# About this task:
In the entries below, how many lines include "responsibility"? Reply with the number and nothing more.
START Raw data
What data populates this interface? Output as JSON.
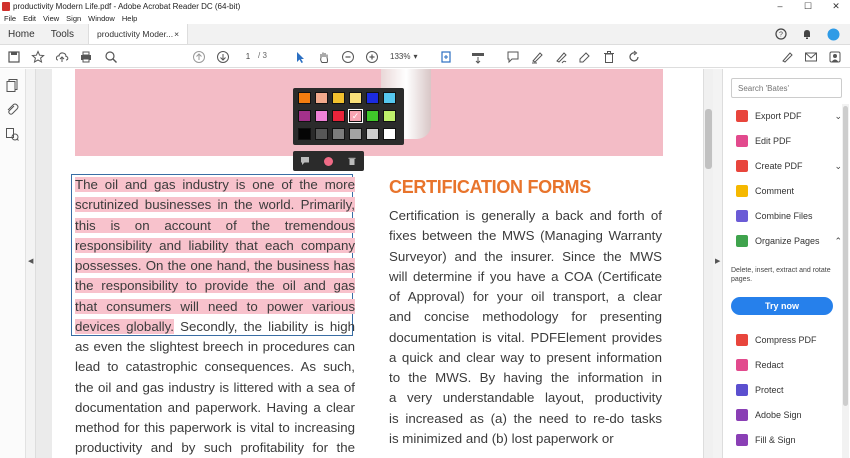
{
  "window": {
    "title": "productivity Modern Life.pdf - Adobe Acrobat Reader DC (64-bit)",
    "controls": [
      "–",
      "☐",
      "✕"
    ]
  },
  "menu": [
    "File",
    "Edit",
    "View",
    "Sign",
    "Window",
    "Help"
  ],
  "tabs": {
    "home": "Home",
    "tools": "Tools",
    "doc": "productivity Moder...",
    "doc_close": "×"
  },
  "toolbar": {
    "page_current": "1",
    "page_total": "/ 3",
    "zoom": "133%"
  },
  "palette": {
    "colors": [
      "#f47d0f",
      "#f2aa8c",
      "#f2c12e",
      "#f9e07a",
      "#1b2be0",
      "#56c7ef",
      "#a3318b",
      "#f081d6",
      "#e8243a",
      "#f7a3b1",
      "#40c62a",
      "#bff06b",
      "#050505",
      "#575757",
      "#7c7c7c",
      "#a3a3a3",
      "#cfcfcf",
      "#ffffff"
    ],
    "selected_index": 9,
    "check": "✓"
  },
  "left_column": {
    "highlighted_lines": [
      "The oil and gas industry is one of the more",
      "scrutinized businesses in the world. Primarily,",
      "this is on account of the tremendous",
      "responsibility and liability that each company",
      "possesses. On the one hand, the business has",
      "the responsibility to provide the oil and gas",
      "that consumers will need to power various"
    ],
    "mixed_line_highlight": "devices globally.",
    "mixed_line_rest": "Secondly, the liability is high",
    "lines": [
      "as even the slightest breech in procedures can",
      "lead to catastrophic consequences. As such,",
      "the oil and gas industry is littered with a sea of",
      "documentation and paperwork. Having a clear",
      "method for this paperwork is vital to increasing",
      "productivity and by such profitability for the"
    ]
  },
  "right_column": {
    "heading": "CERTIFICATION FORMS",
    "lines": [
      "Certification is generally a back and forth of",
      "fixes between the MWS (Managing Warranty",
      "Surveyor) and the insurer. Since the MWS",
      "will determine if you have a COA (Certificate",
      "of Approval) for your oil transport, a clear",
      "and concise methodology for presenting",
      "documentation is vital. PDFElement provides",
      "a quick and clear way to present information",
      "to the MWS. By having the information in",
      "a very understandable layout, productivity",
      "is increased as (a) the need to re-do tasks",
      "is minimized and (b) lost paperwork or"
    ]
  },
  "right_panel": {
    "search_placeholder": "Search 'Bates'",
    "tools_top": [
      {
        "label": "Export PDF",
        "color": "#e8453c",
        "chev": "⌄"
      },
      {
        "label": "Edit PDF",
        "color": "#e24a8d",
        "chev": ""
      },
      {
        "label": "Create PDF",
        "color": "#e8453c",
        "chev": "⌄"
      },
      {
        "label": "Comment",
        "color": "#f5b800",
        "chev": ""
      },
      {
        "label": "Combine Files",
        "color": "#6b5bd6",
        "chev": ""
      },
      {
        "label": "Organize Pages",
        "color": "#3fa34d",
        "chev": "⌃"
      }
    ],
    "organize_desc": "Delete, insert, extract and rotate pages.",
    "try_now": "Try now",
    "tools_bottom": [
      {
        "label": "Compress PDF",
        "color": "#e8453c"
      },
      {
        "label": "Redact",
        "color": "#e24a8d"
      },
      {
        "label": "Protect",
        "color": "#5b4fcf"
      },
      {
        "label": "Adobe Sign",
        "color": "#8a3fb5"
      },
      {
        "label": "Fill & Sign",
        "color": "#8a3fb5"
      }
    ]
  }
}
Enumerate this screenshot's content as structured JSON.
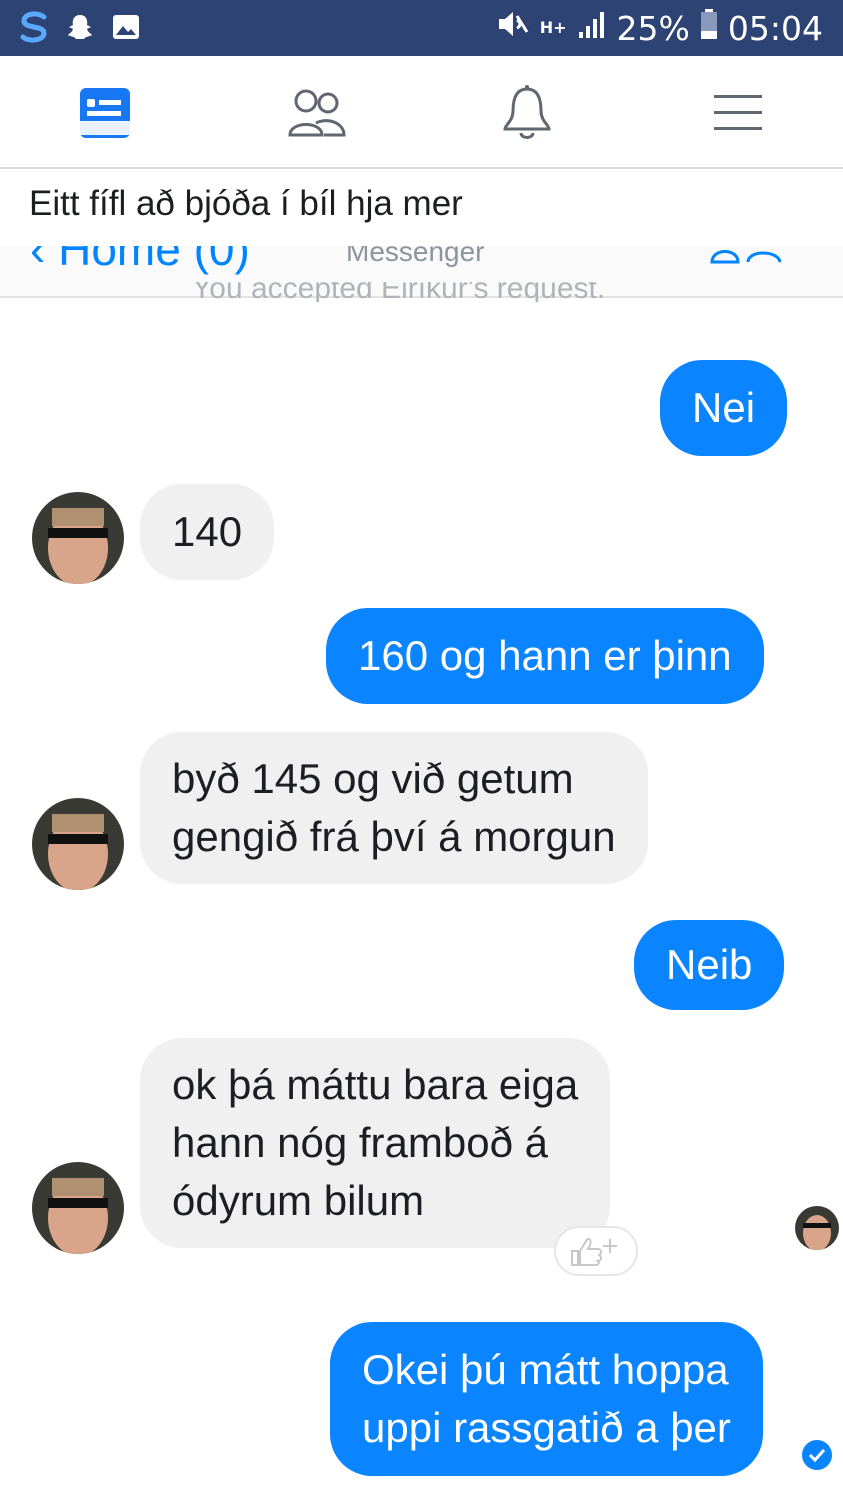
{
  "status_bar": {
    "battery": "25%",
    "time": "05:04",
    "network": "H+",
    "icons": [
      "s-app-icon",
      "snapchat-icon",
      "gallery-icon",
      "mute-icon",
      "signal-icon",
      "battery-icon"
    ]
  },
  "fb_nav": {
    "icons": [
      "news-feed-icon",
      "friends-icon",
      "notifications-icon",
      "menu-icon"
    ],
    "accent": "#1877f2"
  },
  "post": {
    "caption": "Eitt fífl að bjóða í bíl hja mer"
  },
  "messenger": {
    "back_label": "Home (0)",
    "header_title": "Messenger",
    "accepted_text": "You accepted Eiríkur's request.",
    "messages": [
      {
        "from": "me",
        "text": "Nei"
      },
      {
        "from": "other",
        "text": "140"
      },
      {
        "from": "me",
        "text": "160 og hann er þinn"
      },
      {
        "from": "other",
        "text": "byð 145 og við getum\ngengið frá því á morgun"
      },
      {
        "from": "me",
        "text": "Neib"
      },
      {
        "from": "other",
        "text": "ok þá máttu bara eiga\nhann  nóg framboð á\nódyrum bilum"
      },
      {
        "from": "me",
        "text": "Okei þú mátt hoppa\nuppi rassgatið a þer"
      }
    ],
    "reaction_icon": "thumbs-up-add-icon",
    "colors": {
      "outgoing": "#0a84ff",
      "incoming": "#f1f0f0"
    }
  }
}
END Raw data
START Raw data
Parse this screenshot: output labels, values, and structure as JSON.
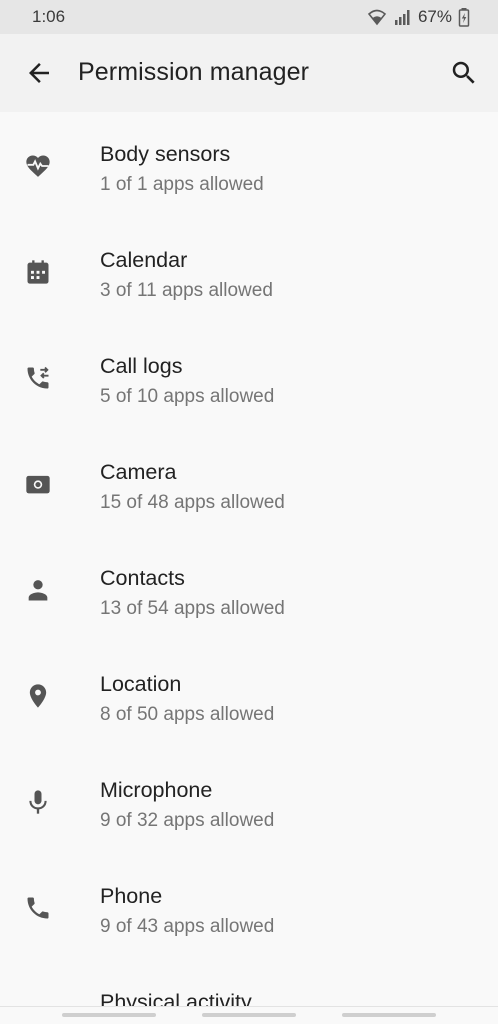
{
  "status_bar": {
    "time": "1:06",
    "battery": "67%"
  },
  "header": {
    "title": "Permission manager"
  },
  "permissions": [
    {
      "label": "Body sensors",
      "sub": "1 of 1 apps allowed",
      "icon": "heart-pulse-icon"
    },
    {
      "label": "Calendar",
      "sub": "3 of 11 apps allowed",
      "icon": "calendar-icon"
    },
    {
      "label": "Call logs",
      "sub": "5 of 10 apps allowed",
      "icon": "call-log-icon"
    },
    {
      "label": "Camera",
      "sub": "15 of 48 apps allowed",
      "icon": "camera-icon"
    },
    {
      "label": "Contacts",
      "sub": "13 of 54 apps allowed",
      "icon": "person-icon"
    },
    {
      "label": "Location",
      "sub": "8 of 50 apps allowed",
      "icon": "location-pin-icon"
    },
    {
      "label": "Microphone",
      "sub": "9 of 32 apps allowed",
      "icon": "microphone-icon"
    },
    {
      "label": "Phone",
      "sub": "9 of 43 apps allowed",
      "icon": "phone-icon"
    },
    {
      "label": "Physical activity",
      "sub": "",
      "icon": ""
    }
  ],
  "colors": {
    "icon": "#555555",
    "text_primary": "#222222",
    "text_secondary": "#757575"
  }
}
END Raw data
# Solution below:
2